■ Exercise directions
What is the number of lines in the records below holding the string "name"? Reply with it and nothing else.

(Interface dataset entries)
++++++++++

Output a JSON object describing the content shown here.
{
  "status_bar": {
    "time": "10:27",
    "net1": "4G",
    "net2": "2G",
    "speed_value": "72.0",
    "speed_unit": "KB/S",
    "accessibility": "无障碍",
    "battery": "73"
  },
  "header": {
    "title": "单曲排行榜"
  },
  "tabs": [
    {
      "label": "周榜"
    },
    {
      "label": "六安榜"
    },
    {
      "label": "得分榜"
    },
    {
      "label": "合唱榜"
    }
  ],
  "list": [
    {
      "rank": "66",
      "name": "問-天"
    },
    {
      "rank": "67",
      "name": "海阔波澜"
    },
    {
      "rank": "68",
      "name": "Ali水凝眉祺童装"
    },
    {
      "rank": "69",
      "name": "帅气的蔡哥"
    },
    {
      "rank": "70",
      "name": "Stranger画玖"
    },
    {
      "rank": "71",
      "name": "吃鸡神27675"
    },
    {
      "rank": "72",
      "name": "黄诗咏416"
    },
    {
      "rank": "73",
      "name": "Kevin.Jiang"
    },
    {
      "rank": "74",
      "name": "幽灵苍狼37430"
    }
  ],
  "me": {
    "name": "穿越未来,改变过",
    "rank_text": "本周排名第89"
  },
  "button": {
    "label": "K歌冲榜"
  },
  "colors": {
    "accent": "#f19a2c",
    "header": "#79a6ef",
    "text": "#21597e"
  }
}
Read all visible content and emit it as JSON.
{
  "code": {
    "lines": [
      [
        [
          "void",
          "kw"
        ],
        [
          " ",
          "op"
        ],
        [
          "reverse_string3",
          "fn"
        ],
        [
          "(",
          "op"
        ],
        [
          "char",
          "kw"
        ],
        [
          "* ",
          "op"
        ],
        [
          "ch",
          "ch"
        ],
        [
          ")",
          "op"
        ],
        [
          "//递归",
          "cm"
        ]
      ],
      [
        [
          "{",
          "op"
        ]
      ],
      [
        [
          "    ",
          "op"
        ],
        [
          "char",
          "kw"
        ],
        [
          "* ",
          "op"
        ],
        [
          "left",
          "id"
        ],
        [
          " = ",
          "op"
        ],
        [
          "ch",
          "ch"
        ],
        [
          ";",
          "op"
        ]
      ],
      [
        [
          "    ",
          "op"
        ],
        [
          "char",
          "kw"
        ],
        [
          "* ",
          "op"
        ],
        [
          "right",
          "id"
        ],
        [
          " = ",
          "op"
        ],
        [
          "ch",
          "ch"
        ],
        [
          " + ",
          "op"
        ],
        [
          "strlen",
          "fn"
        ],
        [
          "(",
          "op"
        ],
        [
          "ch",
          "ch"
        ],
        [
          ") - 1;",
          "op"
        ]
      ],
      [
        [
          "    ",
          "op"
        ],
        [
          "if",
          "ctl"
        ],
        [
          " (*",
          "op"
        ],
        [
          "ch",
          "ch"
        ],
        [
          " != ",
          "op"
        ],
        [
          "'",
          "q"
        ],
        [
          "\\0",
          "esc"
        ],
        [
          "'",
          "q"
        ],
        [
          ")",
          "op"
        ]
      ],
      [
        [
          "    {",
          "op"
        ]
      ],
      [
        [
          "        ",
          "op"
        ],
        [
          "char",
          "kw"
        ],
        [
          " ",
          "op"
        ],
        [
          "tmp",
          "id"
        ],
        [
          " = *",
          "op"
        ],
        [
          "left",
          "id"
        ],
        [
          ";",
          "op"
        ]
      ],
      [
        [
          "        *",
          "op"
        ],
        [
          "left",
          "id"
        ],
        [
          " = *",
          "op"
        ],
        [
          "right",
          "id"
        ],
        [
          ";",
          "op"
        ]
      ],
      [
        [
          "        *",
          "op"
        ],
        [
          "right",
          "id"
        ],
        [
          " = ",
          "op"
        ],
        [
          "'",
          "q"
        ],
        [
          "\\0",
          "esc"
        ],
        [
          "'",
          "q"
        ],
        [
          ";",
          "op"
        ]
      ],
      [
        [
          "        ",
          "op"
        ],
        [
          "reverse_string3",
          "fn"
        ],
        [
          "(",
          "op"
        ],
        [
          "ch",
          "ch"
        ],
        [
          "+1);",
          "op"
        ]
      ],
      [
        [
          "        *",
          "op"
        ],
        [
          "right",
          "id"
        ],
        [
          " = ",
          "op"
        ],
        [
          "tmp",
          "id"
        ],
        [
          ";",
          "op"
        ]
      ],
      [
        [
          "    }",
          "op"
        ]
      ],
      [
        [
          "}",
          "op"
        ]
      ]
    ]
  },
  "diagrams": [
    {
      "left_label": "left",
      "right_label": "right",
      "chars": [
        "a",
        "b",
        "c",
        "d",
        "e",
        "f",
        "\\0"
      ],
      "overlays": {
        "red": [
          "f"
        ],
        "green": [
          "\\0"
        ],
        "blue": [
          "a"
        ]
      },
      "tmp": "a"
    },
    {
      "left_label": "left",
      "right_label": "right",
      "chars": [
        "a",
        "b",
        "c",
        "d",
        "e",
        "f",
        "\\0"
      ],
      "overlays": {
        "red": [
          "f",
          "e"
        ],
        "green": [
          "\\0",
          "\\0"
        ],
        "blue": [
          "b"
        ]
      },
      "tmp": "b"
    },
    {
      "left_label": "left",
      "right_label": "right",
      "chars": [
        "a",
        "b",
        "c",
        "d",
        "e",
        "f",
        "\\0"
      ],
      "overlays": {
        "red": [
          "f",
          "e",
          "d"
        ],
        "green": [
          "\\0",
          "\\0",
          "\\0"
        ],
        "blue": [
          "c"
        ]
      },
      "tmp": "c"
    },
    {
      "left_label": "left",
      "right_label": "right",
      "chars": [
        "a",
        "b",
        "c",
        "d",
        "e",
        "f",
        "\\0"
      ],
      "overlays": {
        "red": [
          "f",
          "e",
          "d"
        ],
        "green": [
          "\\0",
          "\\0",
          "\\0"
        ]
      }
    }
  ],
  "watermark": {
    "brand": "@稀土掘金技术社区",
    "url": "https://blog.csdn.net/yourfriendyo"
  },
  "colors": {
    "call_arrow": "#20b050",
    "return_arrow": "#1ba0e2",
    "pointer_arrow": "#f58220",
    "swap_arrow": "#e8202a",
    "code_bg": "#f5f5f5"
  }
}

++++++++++

■ Exercise response
10